By Gerrit Hall
Tens of thousands of military veterans who have returned home to civilian life face a tough transition into the workforce. Not only are the amount of job opportunities limited in today’s job market, but competition is fierce. This means that vets need to learn quickly how to position themselves for success on the job search.
As your initial introduction to potential employers, your resume is one of the most important pieces of your job search puzzle -- but many veterans struggle to draft something that truly communicates their value to employers.
Here are some common challenges you’re up against as a veteran:
1. Not identifying your achievements or strengths
You might find yourself describing what you did in the military on your resume -- but simply listing responsibilities and duties doesn’t really tell an employer how you’ll be of value in the civilian world. Quantify your experience and accomplishments whenever possible. And remember...be detailed!
For example, instead of saying you “managed several subordinates,” tell the employer how you did that job well. Tell the employer how many people you managed and what types of circumstances impacted it.
There are plenty of ways to quantify your achievements. Think about it: What types of equipment were you in charge of at your last position? How valuable was the equipment? How did you save the military money or time in your position? What helped you rise through the ranks to where you ended up?
2. Failing to market yourself

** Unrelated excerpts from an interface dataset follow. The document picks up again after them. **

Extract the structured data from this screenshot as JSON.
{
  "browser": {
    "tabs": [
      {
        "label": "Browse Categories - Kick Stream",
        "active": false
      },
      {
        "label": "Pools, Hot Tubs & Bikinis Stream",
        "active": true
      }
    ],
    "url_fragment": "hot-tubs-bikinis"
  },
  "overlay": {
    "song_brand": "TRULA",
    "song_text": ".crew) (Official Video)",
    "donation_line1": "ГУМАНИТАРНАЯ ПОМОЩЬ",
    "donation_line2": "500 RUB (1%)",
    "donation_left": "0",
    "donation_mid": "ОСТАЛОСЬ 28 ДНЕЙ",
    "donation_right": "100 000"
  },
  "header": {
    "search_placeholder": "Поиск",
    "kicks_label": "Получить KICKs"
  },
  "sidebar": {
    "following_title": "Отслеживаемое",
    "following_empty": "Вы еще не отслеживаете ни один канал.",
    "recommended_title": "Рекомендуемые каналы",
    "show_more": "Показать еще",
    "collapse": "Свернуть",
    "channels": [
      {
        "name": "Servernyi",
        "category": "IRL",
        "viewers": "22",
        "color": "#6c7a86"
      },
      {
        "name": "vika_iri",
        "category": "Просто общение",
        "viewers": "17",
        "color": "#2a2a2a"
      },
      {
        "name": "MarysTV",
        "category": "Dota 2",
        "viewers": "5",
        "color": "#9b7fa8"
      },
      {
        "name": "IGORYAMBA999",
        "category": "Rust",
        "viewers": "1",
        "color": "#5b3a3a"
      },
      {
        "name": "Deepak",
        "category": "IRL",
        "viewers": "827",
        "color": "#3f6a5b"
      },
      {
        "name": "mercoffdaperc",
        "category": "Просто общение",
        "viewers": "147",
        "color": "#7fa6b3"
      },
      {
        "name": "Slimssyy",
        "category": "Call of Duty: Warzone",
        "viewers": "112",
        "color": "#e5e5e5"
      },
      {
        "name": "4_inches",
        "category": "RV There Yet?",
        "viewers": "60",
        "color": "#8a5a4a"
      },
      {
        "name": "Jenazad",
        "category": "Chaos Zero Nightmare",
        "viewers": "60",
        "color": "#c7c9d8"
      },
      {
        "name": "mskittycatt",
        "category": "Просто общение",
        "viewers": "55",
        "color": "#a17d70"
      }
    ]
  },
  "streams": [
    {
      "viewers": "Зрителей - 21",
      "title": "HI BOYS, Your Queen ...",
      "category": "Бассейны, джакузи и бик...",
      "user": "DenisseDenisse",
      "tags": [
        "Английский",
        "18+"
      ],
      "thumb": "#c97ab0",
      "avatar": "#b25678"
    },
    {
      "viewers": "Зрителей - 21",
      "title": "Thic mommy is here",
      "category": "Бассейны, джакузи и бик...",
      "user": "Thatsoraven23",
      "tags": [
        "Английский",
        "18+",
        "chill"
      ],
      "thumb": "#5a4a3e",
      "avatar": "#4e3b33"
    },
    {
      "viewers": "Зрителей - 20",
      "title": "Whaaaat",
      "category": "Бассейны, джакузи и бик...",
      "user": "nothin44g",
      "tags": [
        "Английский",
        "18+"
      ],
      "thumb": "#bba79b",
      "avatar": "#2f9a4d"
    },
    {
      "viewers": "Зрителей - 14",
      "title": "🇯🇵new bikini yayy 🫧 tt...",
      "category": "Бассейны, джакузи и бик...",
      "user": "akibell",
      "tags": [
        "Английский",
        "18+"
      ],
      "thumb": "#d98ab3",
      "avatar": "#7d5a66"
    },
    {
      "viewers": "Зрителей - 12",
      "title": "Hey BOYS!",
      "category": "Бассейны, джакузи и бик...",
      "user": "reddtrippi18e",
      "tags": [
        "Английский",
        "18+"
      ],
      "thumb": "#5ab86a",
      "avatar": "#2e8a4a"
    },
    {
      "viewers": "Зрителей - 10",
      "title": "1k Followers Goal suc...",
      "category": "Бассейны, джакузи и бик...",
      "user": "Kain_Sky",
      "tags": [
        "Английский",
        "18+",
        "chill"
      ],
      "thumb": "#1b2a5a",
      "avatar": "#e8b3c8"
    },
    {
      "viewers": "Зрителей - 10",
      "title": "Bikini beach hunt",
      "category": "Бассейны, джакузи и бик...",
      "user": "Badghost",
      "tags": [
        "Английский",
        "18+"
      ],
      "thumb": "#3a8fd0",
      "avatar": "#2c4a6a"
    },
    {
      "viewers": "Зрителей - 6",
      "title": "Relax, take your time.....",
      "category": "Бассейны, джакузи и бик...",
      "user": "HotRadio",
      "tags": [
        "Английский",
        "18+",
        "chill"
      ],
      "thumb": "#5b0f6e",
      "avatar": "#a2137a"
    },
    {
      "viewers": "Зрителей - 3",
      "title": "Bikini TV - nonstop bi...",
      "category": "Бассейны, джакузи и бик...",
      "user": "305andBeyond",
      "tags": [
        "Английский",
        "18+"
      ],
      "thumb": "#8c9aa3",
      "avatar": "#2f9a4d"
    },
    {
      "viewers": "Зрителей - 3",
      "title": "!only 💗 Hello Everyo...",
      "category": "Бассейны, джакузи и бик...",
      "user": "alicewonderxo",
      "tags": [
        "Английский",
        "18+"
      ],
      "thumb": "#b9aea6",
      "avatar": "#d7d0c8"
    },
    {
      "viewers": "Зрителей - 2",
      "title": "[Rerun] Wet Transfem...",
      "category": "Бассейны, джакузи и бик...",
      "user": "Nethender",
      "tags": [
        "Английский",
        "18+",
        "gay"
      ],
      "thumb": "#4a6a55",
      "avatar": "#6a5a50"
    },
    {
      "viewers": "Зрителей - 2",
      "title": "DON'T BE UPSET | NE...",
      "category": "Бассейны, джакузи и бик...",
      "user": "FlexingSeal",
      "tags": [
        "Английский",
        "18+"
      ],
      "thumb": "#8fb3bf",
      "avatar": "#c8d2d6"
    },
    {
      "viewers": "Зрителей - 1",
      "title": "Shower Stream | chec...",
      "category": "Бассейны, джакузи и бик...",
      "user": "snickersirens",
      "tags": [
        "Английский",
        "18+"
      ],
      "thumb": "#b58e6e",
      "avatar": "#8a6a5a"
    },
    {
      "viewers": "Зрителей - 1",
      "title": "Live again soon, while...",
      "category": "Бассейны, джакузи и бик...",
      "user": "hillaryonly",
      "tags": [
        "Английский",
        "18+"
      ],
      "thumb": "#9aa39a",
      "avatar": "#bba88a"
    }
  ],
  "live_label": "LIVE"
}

Although searching for a new job may feel like you’re swimming upstream, you must remember that you’re uniquely hirable as a vet. Identify skills and experience that are of value to potential employers and highlight these aspects in your resume.
For example, in the military you were used to high stress situations, and probably dealt with these on a regular basis. Make sure to emphasize your ability to work under pressure on your resume and be prepared to describe these situations during interviews.
Other things you may have taken away from your military experience include leadership skills, discipline, flexibility, adaptability, time management skills, etc. These are all qualities employers look for in a job candidate, too.
3. Language barriers
The acronyms and phrases you were so used to using on a regular basis in the military will not translate well on your resume. In fact, it may cause your resume to get thrown out on the basis that those keywords do not match up to the job description.
Make it easy for employers to understand what you did at your last position by simplifying the language in your job title. Instead of “Navy Boatswain’s Mate,” use a title like “Watercraft Maintenance Crew Member.”
Despite the challenges you may face on the job search, remember that employers want to hire vets. In fact, Microsoft actively recruits vets and hires about 100 per year, and other major companies such as General Electric, Amazon, and Walmart are also recruiting vets. Coca-Cola also recently announced that it would offer at least 800 job and career opportunities to military veterans this year.
What other challenges do vets face drafting a resume? Do you have any advice to share to vets transitioning back into the civilian workforce?
Gerrit Hall is the CEO and co-founder of RezScore, a free web application that reads, analyzes, and grades resumes – instantly. Gerrit has successfully combined his passion for computer science and the careers space by helping job seekers write the best resume possible. You can connect with Gerrit and RezScore on Facebook and Twitter.